- _Brief_: Write only the number of lines in the entries that hold the string "Last".

- _Excerpted data_:
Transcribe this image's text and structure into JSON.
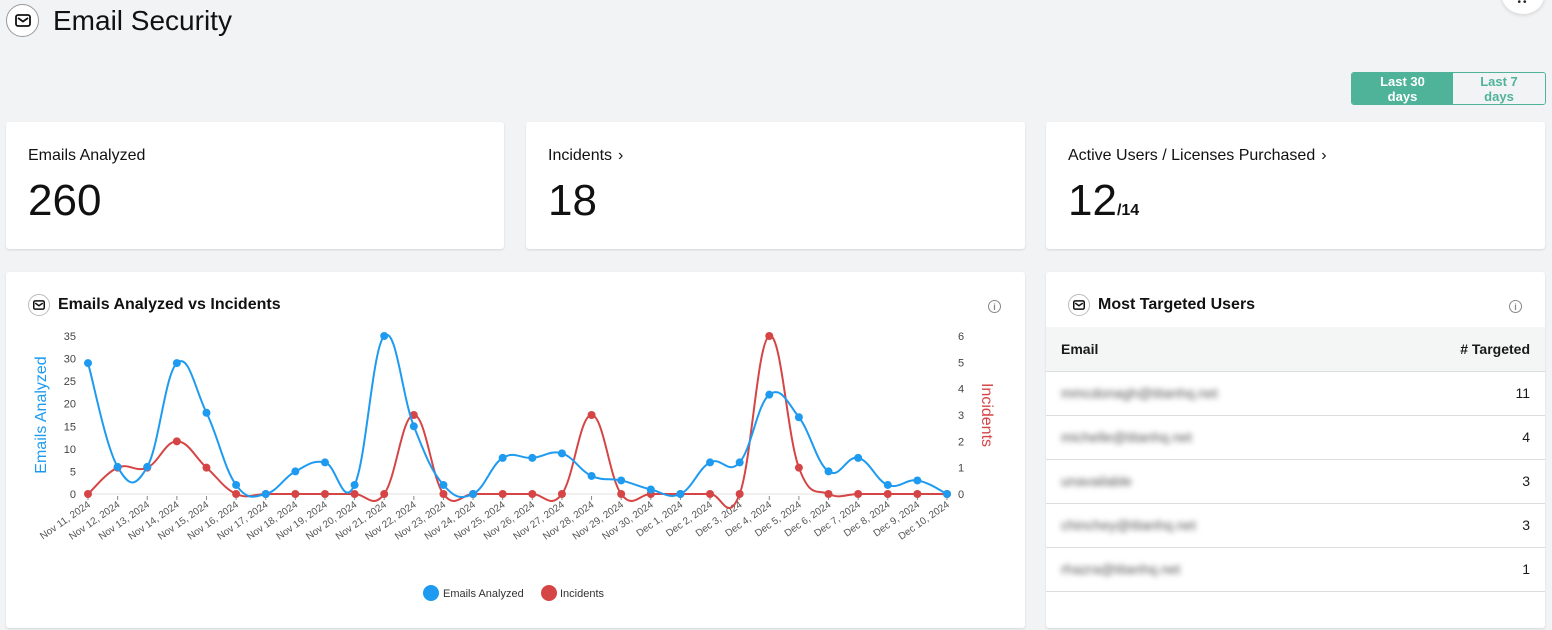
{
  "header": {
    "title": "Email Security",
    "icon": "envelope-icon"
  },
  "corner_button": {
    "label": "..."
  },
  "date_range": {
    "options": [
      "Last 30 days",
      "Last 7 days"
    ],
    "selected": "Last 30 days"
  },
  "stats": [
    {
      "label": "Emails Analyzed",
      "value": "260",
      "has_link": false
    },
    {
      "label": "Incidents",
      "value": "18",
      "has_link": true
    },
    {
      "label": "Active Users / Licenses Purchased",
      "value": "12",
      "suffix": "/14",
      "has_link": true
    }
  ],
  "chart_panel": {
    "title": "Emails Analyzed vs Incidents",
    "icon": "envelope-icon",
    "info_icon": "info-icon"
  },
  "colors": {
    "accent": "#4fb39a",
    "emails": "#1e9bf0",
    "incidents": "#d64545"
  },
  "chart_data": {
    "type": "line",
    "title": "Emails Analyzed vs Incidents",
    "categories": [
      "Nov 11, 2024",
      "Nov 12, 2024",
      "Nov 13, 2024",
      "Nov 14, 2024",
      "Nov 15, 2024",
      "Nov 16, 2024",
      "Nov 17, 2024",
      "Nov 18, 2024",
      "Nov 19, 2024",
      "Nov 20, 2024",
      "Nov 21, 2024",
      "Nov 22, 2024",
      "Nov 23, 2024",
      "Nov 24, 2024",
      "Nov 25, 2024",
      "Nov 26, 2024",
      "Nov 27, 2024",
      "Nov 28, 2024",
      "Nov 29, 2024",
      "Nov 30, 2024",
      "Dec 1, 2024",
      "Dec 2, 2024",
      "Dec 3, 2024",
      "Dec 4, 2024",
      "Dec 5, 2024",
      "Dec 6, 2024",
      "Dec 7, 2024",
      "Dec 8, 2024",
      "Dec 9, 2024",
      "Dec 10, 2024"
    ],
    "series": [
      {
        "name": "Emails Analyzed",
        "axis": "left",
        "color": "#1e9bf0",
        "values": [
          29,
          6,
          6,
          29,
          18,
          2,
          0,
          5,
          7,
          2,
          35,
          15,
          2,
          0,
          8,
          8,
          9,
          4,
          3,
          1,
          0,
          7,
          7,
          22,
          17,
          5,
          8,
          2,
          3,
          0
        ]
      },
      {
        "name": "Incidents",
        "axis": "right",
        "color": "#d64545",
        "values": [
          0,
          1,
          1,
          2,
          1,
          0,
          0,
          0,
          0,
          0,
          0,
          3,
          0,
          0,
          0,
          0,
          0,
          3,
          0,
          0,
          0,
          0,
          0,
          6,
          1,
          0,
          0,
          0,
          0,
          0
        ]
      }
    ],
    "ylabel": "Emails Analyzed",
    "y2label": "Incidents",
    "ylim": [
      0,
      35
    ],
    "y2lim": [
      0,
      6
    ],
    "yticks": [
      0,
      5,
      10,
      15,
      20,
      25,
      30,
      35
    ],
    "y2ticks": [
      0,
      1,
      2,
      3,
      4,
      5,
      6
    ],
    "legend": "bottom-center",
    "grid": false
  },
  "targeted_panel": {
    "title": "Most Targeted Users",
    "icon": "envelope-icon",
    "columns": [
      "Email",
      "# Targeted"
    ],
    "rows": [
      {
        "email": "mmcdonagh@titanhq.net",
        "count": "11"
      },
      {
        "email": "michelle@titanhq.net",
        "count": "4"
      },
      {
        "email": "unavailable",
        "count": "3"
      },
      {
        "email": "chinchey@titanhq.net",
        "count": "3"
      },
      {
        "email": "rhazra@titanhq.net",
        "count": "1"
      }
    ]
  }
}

- _Exercise answer_: 3